If you’re looking for a striking feature to set your house apart, slate can be a breathtaking option.
This versatile stone has a pleasing matte finish that looks and feels soft to the touch. And while most people associate slate with chalkboard black and deep charcoal grays, it comes in a surprising variety of colors, including terra cotta red, green and chocolate brown.
You can find slate used in indoor and outdoor applications, including rooftops, siding, outdoor walkways, indoor flooring, countertops and more. But since slate is fairly soft and the quality of each slab can vary widely based on its source, it’s important to use the right type of slate for certain applications to prevent chipping, flaking and scratching.
Alternatives to Natural Slate
There’s good news, however, for those who love the look of slate but are turned off by a lot of maintenance: you can find high-quality porcelain and ceramic tiles that beautifully replicate the look and feel of the natural stone that are easy to clean and look great for years to come.
With so many ways to use slate and slate-look tile—where do you begin?
Countertops & Backsplashes
Countertops are popular spots to use slate, but care should be taken to use quality slabs that have been honed so they’re flat and smooth. Faux slate tile with minimal grout lines can be used to achieve the same effect and provides you with extra durability—a better alternative.
As all-white kitchens increasingly start to bring in darker, moodier shades to add splashes of color, you can expect to see more slate in the kitchen in 2018.
In the Bathroom
Slate’s clean look makes it an appealing candidate for bathrooms, mud rooms and other spaces that tend to get messy.
While slate looks beautiful on floors, chipping and scratching can be problematic in high-traffic areas and generally isn’t pet-friendly. Once again, faux slate is your best bet for this application.
While slate can be refined and honed to achieve a flush, even surface, it’s equally popular in its natural form. Since the natural cleft surface can flake, we generally recommend using this type of slate in vertical applications to minimize wear and tear.

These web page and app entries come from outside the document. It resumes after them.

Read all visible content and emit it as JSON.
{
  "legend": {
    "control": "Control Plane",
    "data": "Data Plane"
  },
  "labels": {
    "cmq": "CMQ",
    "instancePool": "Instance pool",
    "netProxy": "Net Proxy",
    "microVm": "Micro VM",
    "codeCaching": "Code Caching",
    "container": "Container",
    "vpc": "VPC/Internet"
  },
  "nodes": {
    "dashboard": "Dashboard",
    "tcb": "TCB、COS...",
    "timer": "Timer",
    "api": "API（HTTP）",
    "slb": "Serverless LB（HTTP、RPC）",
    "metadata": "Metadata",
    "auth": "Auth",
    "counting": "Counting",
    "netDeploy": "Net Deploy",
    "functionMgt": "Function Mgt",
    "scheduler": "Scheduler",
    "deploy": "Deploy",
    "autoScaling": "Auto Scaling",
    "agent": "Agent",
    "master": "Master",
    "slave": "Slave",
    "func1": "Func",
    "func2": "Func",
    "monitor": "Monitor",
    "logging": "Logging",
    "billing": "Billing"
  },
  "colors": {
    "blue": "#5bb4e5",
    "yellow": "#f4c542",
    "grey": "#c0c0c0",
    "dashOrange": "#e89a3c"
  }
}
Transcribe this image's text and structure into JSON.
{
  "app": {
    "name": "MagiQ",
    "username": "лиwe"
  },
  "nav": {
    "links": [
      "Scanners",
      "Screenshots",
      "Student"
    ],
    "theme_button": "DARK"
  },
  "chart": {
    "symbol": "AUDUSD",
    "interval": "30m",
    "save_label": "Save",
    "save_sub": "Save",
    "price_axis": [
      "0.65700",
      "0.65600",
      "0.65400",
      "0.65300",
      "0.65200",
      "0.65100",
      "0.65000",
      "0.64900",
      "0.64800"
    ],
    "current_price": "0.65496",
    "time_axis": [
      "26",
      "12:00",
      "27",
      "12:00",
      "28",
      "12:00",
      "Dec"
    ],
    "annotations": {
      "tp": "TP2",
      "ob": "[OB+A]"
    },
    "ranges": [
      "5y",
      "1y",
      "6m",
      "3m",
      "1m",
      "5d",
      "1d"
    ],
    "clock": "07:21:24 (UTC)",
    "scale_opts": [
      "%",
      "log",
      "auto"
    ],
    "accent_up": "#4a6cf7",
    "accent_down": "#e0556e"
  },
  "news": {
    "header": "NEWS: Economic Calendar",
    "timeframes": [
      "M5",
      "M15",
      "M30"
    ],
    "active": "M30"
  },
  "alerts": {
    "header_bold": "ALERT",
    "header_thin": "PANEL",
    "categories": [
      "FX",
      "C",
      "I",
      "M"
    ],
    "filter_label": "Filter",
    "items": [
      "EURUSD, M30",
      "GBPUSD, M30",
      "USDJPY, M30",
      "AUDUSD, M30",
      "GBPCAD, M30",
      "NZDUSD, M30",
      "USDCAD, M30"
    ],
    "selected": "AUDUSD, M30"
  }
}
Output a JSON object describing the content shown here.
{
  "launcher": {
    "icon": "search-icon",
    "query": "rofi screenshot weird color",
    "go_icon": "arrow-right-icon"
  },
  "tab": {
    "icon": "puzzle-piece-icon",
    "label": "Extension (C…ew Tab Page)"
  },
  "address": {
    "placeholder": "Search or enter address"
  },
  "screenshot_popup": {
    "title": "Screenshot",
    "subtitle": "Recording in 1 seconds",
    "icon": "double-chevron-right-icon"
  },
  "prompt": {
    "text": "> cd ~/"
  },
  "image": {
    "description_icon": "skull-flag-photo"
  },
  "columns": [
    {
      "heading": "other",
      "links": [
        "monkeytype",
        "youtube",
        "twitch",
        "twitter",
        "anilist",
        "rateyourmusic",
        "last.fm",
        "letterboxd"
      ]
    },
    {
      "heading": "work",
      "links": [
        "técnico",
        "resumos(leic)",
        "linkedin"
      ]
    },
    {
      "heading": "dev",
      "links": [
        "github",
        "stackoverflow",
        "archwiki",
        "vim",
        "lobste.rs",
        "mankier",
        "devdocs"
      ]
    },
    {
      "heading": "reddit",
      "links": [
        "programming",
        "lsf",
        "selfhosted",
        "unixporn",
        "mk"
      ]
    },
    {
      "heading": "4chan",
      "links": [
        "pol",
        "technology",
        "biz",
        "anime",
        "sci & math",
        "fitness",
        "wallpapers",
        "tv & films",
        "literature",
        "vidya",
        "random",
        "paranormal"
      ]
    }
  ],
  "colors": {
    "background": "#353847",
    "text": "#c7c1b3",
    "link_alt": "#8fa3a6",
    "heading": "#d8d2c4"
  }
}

Want to see more slate and faux slate looks from Design Works? Follow us on Facebook and Houzz to keep up with our latest projects and visit our inspiration gallery for more ideas on how to use slate in your home.
This slate accent wall from Marble Systems adds the right amount of interest and looks equally at home outside and inside.